On November 23, 2011, Governor Deval Patrick signed a new law that prohibits, among other things, workplace discrimination on the basis of gender identity. Effective July 1, 2012, Massachusetts employees and job applicants will have legal recourse against employers who discriminate against them on the basis of their gender identity. The new law also bans discrimination against transgender people in housing, mortgage loans, and credit and creates a new type of protection under existing hate crime laws.
The statute defines “gender identity” broadly as:
a person’s gender-related identity, appearance or behavior, whether or not that gender-related identity, appearance or behavior is different from that traditionally associated with the person’s physiology or assigned sex at birth.
The law not only protects individuals who have undergone, or are seeking, sex reassignment surgery, but also protects all individuals who can establish that they consider their gender identity to be different from that received at birth.
The statute broadly states that gender identity:
may be shown by providing evidence including, but not limited to, medical history, care or treatment of the gender-related identity, consistent and uniform assertion of the gender-related identity or any other evidence that the gender-related identity is sincerely held as part of the person’s core identity.
The law does not explain what aspects of one’s identity, appearance, or behavior are “gender-related” and which are not. Employers will have to determine, often on a case-by-case basis, who is, and who is not, protected by the new law.
Action Employers Should Take Now
Massachusetts employers should immediately update their handbooks and their harassment and equal employment opportunity (“EEO”) policies to include “gender identity” as a protected class.
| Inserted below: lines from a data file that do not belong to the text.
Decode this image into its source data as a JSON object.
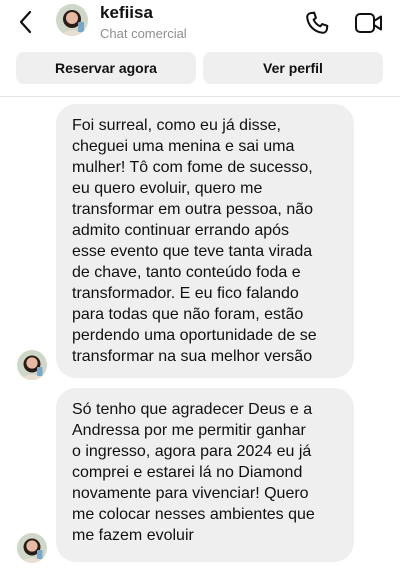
{
  "header": {
    "name": "kefiisa",
    "subtitle": "Chat comercial",
    "back_icon": "chevron-left-icon",
    "call_icon": "phone-icon",
    "video_icon": "video-camera-icon"
  },
  "actions": {
    "book_label": "Reservar agora",
    "profile_label": "Ver perfil"
  },
  "messages": [
    {
      "text": "Foi surreal, como eu já disse,\ncheguei uma menina e sai uma\nmulher! Tô com fome de sucesso,\neu quero evoluir, quero me\ntransformar em outra pessoa, não\nadmito continuar errando após\nesse evento que teve tanta virada\nde chave, tanto conteúdo foda e\ntransformador. E eu fico falando\npara todas que não foram, estão\nperdendo uma oportunidade de se\ntransformar na sua melhor versão"
    },
    {
      "text": "Só tenho que agradecer Deus e a\nAndressa por me permitir ganhar\no ingresso, agora para 2024 eu já\ncomprei e estarei lá no Diamond\nnovamente para vivenciar! Quero\nme colocar nesses ambientes que\nme fazem evoluir"
    }
  ],
  "colors": {
    "bubble_bg": "#efefef",
    "button_bg": "#efefef",
    "text": "#111111",
    "subtext": "#8e8e8e"
  }
}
Massachusetts employers are required to distribute their harassment and EEO policies annually to all employees. Accordingly, employers should ensure that gender identity is included in the policies distributed this year.
In addition, all anti-harassment training should include gender identity as a protected class.
Finally, employers in Massachusetts should train managers about gender identity discrimination and about what to do if they become aware of harassment or discrimination based on this or any other protected class. Such training should include sensitivity to all types of gender identity or expression.
Employers should tread carefully when confronted with a complicated gender-identity issue, such as requests to use a different name, bathrooms, or to alter a dress code. We recognize that these issues can be complex and that other employees may complain about legally required accommodations. If you have any questions about these or any other employment issues, or need up-to-date EEO and/or harassment policies, please do not hesitate to contact us.